• Element data from apps and pages:
^^^^^^^^^^^^^^^^

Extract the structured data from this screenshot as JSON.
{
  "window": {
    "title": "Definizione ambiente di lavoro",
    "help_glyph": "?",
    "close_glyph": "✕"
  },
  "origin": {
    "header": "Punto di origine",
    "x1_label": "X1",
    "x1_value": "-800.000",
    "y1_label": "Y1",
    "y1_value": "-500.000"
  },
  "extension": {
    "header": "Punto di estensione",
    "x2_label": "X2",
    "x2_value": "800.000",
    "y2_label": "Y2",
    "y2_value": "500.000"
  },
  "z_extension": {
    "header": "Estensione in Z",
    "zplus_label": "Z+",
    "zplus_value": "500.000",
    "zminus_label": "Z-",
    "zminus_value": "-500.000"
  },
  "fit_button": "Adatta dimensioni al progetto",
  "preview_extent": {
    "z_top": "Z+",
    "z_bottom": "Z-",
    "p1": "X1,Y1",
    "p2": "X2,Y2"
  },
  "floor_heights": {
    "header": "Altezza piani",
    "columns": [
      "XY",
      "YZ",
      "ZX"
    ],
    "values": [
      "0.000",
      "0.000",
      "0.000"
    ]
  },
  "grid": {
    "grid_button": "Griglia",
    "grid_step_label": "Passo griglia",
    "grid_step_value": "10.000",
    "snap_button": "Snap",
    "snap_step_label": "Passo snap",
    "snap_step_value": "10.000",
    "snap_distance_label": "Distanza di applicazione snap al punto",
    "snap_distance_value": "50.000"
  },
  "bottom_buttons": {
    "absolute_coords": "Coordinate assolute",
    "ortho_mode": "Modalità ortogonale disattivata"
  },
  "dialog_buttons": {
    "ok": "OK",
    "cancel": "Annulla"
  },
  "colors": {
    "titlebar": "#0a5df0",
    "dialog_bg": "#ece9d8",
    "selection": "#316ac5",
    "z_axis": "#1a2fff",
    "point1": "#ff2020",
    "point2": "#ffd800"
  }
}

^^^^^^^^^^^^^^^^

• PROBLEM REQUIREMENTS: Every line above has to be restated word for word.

• ANSWER SECTION:
Extract the structured data from this screenshot as JSON.
{
  "window": {
    "title": "Definizione ambiente di lavoro",
    "help_glyph": "?",
    "close_glyph": "✕"
  },
  "origin": {
    "header": "Punto di origine",
    "x1_label": "X1",
    "x1_value": "-800.000",
    "y1_label": "Y1",
    "y1_value": "-500.000"
  },
  "extension": {
    "header": "Punto di estensione",
    "x2_label": "X2",
    "x2_value": "800.000",
    "y2_label": "Y2",
    "y2_value": "500.000"
  },
  "z_extension": {
    "header": "Estensione in Z",
    "zplus_label": "Z+",
    "zplus_value": "500.000",
    "zminus_label": "Z-",
    "zminus_value": "-500.000"
  },
  "fit_button": "Adatta dimensioni al progetto",
  "preview_extent": {
    "z_top": "Z+",
    "z_bottom": "Z-",
    "p1": "X1,Y1",
    "p2": "X2,Y2"
  },
  "floor_heights": {
    "header": "Altezza piani",
    "columns": [
      "XY",
      "YZ",
      "ZX"
    ],
    "values": [
      "0.000",
      "0.000",
      "0.000"
    ]
  },
  "grid": {
    "grid_button": "Griglia",
    "grid_step_label": "Passo griglia",
    "grid_step_value": "10.000",
    "snap_button": "Snap",
    "snap_step_label": "Passo snap",
    "snap_step_value": "10.000",
    "snap_distance_label": "Distanza di applicazione snap al punto",
    "snap_distance_value": "50.000"
  },
  "bottom_buttons": {
    "absolute_coords": "Coordinate assolute",
    "ortho_mode": "Modalità ortogonale disattivata"
  },
  "dialog_buttons": {
    "ok": "OK",
    "cancel": "Annulla"
  },
  "colors": {
    "titlebar": "#0a5df0",
    "dialog_bg": "#ece9d8",
    "selection": "#316ac5",
    "z_axis": "#1a2fff",
    "point1": "#ff2020",
    "point2": "#ffd800"
  }
}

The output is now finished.